    “If a government can just print money then there is no absolute requirement for them to get their revenue from taxes, or for them to borrow money from anyone. I take it you agree with this – the problem is the fear of generating inflation.

    But what is the mechanism by which inflation will increase? If the market mechanism is functioning, price increases when demand for a product increases more than supply (or supply declines). Money does not have a magic property whereby its mere existence increases the price of goods – people have to spend it to make this happen. I take it you agree with this also.”

    Assuming you aren’t just trolling, increasing money supply is itself inflation, increasing prices are a consequence of this. It is fatal to misunderstand this.

    Now it is true that if you print say £100B and bury it in the back garden it has no effect, and short term, when the immediate beneficiaries spend it, price tends not to adjust to the new reality of the money supply. But when the price adjusts, those who haven’t had the largesse sprayed on them have to pay more for goods.

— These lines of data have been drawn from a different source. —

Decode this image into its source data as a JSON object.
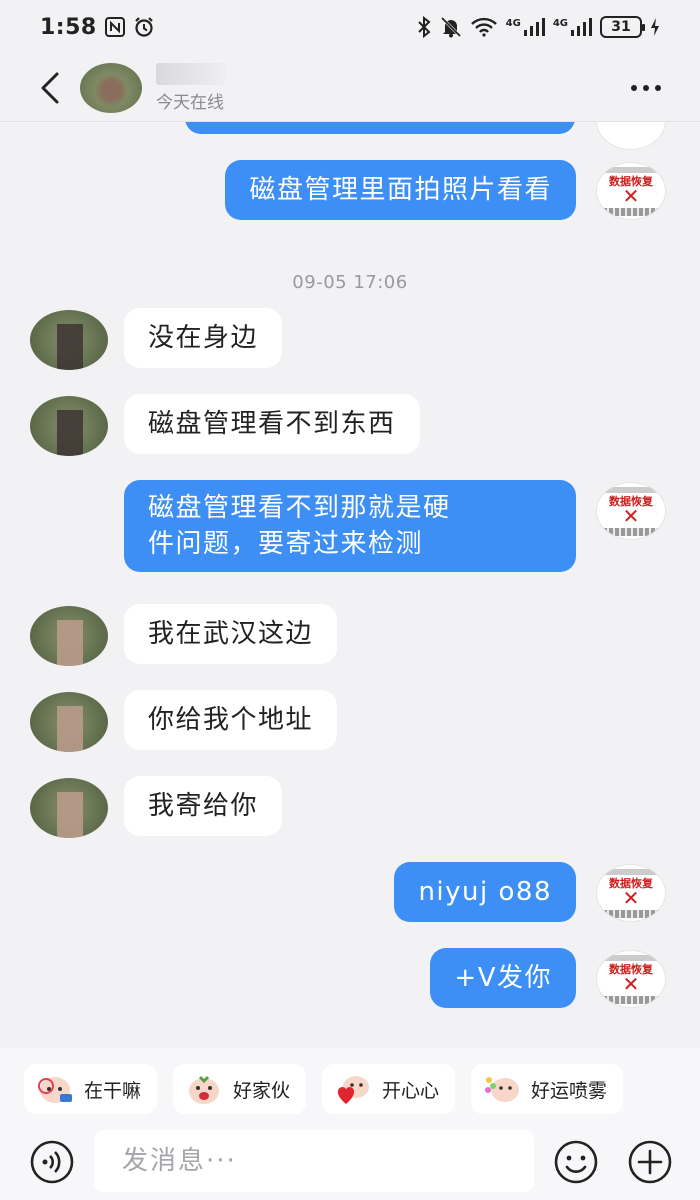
{
  "status_bar": {
    "time": "1:58",
    "battery": "31",
    "network_1": "4G",
    "network_2": "4G"
  },
  "header": {
    "contact_name": "",
    "online_status": "今天在线"
  },
  "timestamp": "09-05 17:06",
  "messages": [
    {
      "side": "out",
      "text": "磁盘管理里面拍照片看看"
    },
    {
      "side": "in",
      "text": "没在身边"
    },
    {
      "side": "in",
      "text": "磁盘管理看不到东西"
    },
    {
      "side": "out",
      "text_line1": "磁盘管理看不到那就是硬",
      "text_line2": "件问题，要寄过来检测"
    },
    {
      "side": "in",
      "text": "我在武汉这边"
    },
    {
      "side": "in",
      "text": "你给我个地址"
    },
    {
      "side": "in",
      "text": "我寄给你"
    },
    {
      "side": "out",
      "text": "niyuj  o88"
    },
    {
      "side": "out",
      "text": "+V发你"
    }
  ],
  "self_avatar": {
    "label": "数据恢复",
    "logo_color": "#d01c1c"
  },
  "quick_replies": [
    {
      "label": "在干嘛",
      "icon": "sticker-hello-icon"
    },
    {
      "label": "好家伙",
      "icon": "sticker-wow-icon"
    },
    {
      "label": "开心心",
      "icon": "sticker-heart-icon"
    },
    {
      "label": "好运喷雾",
      "icon": "sticker-luck-icon"
    }
  ],
  "input": {
    "placeholder": "发消息···"
  },
  "colors": {
    "accent": "#3d8ef5",
    "background": "#f2f2f4",
    "bubble_in": "#ffffff"
  }
}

    Thus printing fiat currency is de facto looting the populace just like taxes or government borrowing it’s just easier politically in the short term. It’s also like crack cocaine ~ nice easy hit first time up, but horribly addictive and destructive in the end.

  15. Richard Allan says:

    Speaking of Alpha Centauri, Niall Ferguson has obviously been playing. His first Reith lecture this year is called “The Rule of Law and its Enemies: The Human Hive”.

  16. NickM says:

    I have mixed feelings about Niall Ferguson. I do not about public arts contributing to political discourse. Have you ever been to The Baltic in Gateshead? Utter wank. And no I am not a contrarian philistine. `Epic waaank. That was a typo but I added an extra “a” mind. Games though are our culture. They are to us what frescoes were to Michelangelo or buggering adolescents was to the Greeks. I prefer pubic arts. But as I have said time and again tit-mongering arsewittery in the name of art nobody would actually pay for if it wasn’t mandated is nothing compared to games – the only true art of our age.

  17. mark says:

    Zack,
    No, the part you have quoted is true regardless of production. Unspent money is entirely uninflationary. Apart from that, you are just repeating what I said.

    How did we get from spending 10 billion on the olympics to increasing the money supply by 50 per cent annually, forever? Yes of course, if the government continued spending more and more money without paying any attention to what was happening in the economy there would be massive inflation.
    Can you imagine arguing that we should’t give a patient any drugs because an overdose would kill him?

    “An increase in the supply of money will make EVERYTHING more expensive” All things being equal, an increase in nominal demand will lead to an increase in real prices… yes… but the price of different things change in very different ways, so it clearly can’t just bea case that more money equals general inflation.

    If we gave every millionaire in the country an extra million pounds (incidentally, this does appear to be the policy attempted in Britain over the last few decades) what would happen to the price of hamburgers in two years? It’s absolutely impossible to tell and for that reason, if we determine that it is beneficial to give millionaires more money, we should do so without worrying over much about general price rises – especially since we have the ability to reduce nominal demand if it comes to that.
    I am telling you that taxes aren’t related to olympic stadiums – so why not have both?

    We should only worry about the price level primarily if money is the most important part of this. but it isnt money only has value for thie things it buys.

  18. mark says:

    single acts,
    if you say so.
    We’ll only have to pay more for goods if people who buy the same things as us have more money. Giving a millionaire more money might have a large effect on the price of yachts but it will only have an effect on the price of Gregs Pies if everyone has more money.

  19. Tim Newman says:

    But what is the mechanism by which inflation will increase?

    Banknotes are in limited supply, hence their value. If you print more, they become less scarce and their value will decrease. Hence inflation.

Leave a Reply

%d bloggers like this: